And imagine my household ten years ago, 5 kids under the age of 11 – it was always a mess. Always. And then we homeschooled. Perpetual projects and experiments littered every surface – except the floor. I would pile things up on the living room couch, on the dining table, our kitchen counters, and on every horizontal surface above the floor. Then I would sweep.
I swept all the day because it was the one thing I could do to keep my sanity. I was never going to have a perfectly tidy house. Lord, I had 5 children and a husband. And let’s be real, I was never going to catch up to the dishes or the laundry. That was a fool’s fancy.
But I could sweep. I could sweep with a baby tied to me in the front.
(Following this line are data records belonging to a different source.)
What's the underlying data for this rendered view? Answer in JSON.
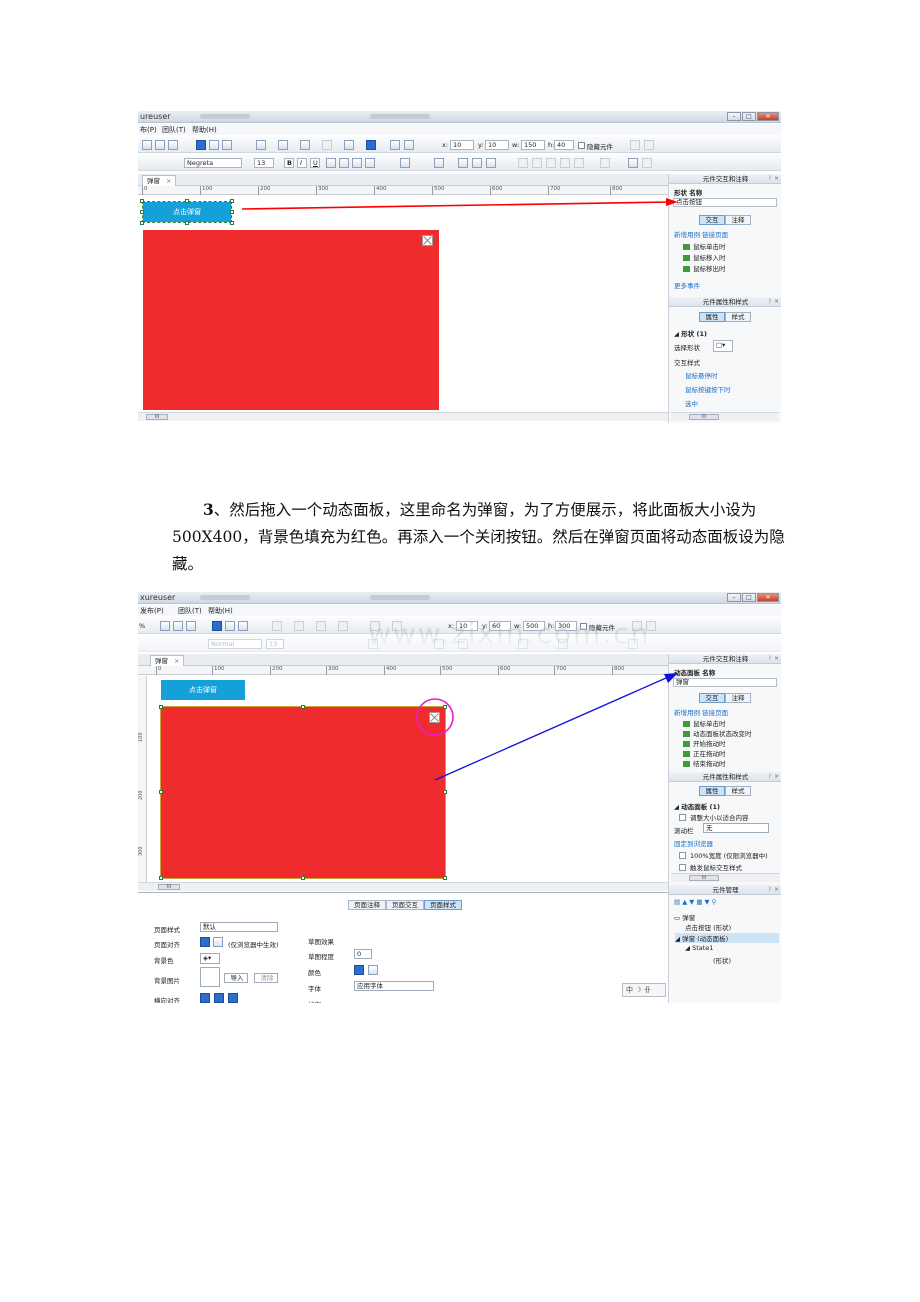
{
  "shot1": {
    "app_title": "ureuser",
    "menu": [
      "布(P)",
      "团队(T)",
      "帮助(H)"
    ],
    "toolbar": {
      "x_label": "x:",
      "x": "10",
      "y_label": "y:",
      "y": "10",
      "w_label": "w:",
      "w": "150",
      "h_label": "h:",
      "h": "40",
      "hide_label": "隐藏元件",
      "font": "Negreta",
      "font_size": "13",
      "bold": "B",
      "italic": "I",
      "underline": "U"
    },
    "tab": "弹窗",
    "ruler": [
      "0",
      "100",
      "200",
      "300",
      "400",
      "500",
      "600",
      "700",
      "800"
    ],
    "button_text": "点击弹窗",
    "scroll_thumb": "III",
    "panel_top": {
      "title": "元件交互和注释",
      "field_label": "形状 名称",
      "name_value": "点击按钮",
      "tabs": [
        "交互",
        "注释"
      ],
      "links": "新增用例  链接页面",
      "events": [
        "鼠标单击时",
        "鼠标移入时",
        "鼠标移出时"
      ],
      "more": "更多事件"
    },
    "panel_bottom": {
      "title": "元件属性和样式",
      "tabs": [
        "属性",
        "样式"
      ],
      "section": "◢ 形状 (1)",
      "select_shape": "选择形状",
      "interact_style": "交互样式",
      "links": [
        "鼠标悬停时",
        "鼠标按键按下时",
        "选中"
      ]
    }
  },
  "paragraph": {
    "num": "3",
    "text": "、然后拖入一个动态面板，这里命名为弹窗，为了方便展示，将此面板大小设为500X400，背景色填充为红色。再添入一个关闭按钮。然后在弹窗页面将动态面板设为隐藏。"
  },
  "shot2": {
    "app_title": "xureuser",
    "menu": [
      "发布(P)",
      "团队(T)",
      "帮助(H)"
    ],
    "toolbar": {
      "zoom": "%",
      "x_label": "x:",
      "x": "10",
      "y_label": "y:",
      "y": "60",
      "w_label": "w:",
      "w": "500",
      "h_label": "h:",
      "h": "300",
      "hide_label": "隐藏元件",
      "font": "Normal",
      "font_size": "13"
    },
    "watermark": "www.zixin.com.cn",
    "tab": "弹窗",
    "ruler": [
      "0",
      "100",
      "200",
      "300",
      "400",
      "500",
      "600",
      "700",
      "800"
    ],
    "vruler": [
      "100",
      "200",
      "300"
    ],
    "button_text": "点击弹窗",
    "scroll_thumb": "III",
    "panel_top": {
      "title": "元件交互和注释",
      "field_label": "动态面板 名称",
      "name_value": "弹窗",
      "tabs": [
        "交互",
        "注释"
      ],
      "links": "新增用例  链接页面",
      "events": [
        "鼠标单击时",
        "动态面板状态改变时",
        "开始拖动时",
        "正在拖动时",
        "结束拖动时"
      ]
    },
    "panel_mid": {
      "title": "元件属性和样式",
      "tabs": [
        "属性",
        "样式"
      ],
      "section": "◢ 动态面板 (1)",
      "fit": "调整大小以适合内容",
      "scroll_label": "滚动栏",
      "scroll_value": "无",
      "fixed": "固定到浏览器",
      "full": "100%宽度 (仅限浏览器中)",
      "trigger": "触发鼠标交互样式"
    },
    "panel_manager": {
      "title": "元件管理",
      "page": "弹窗",
      "items": [
        "点击按钮 (形状)",
        "◢ 弹窗 (动态面板)",
        "◢ State1",
        "(形状)"
      ]
    },
    "bottom": {
      "tabs": [
        "页面注释",
        "页面交互",
        "页面样式"
      ],
      "page_style_label": "页面样式",
      "page_style_value": "默认",
      "align_label": "页面对齐",
      "align_note": "(仅浏览器中生效)",
      "bg_color_label": "背景色",
      "bg_image_label": "背景图片",
      "import": "导入",
      "clear": "清除",
      "h_align_label": "横向对齐",
      "sketch_title": "草图效果",
      "sketch_label": "草图程度",
      "sketch_value": "0",
      "color_label": "颜色",
      "font_label": "字体",
      "font_value": "应用字体",
      "line_label": "线宽"
    },
    "ime": "中 ☽ 卝"
  },
  "colors": {
    "red_panel": "#ef2b2d",
    "button_blue": "#16a0d9",
    "arrow_red": "#ff0000",
    "arrow_blue": "#1010e0",
    "circle_magenta": "#e81ec8"
  }
}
I could give a little one a mini broom and they could sweep (or pretend to) with me. I could sweep in minutes and enjoy one piece of tidy.
So I could live with the mess of a life or the complete chaos kids because I could always grab the broom and find peace in the action itself. Rest in motion.
I would give #4 a piece of paper to cut into a million pieces because at 2 years old, she really isn’t allowed with scissors. Then I could put the baby to sleep, fold a load of laundry, help with schoolwork, and start prepping the next snack. And of course, the pieces of paper dusted the floor like snow but I didn’t mind because you guessed it, sweeping was my thing.
When I look back and remember those early days of motherhood with littles, sometimes I just see the crumbs and the spilt milk. (Of course the spilt milk.) And I remember the sweeping. But I also remember how that broom helped me take a moment before I had an outburst. Sweeping helped me take a breath. Sweeping sometimes was the thing that jump started my energy and my second wind when I couldn’t move because I was so exhausted. I would sweep the dust balls out instead of under the rug. Lay it all out, dust balls and all.
I remember wondering if this sweep, make mess, repeat was all there was. 20 years later, I believe that yes that’s all there is. At the end of the day we tidy, make our messes, and tidy again. Sometimes we take on new habits or simply grow up so our messes aren’t as big or sometimes we grow up and they are still big and we are still learning how to sweep them up.
We make the mistake of thinking we can sweep everything up once and for all but then we our life trying not to make a mess and we miss out on walking in the mud and watching those little footprints make patterns on the floor or the crumbs that are left as one sister feeds another her new creation in the kitchen – a makeshift carpet of the bits of life – our life as a family who makes messes and has a mom who loves to sweep them.
Because it’s her thing.
What’s your one thing that keeps you sane when mamahood threatens to overwhelm?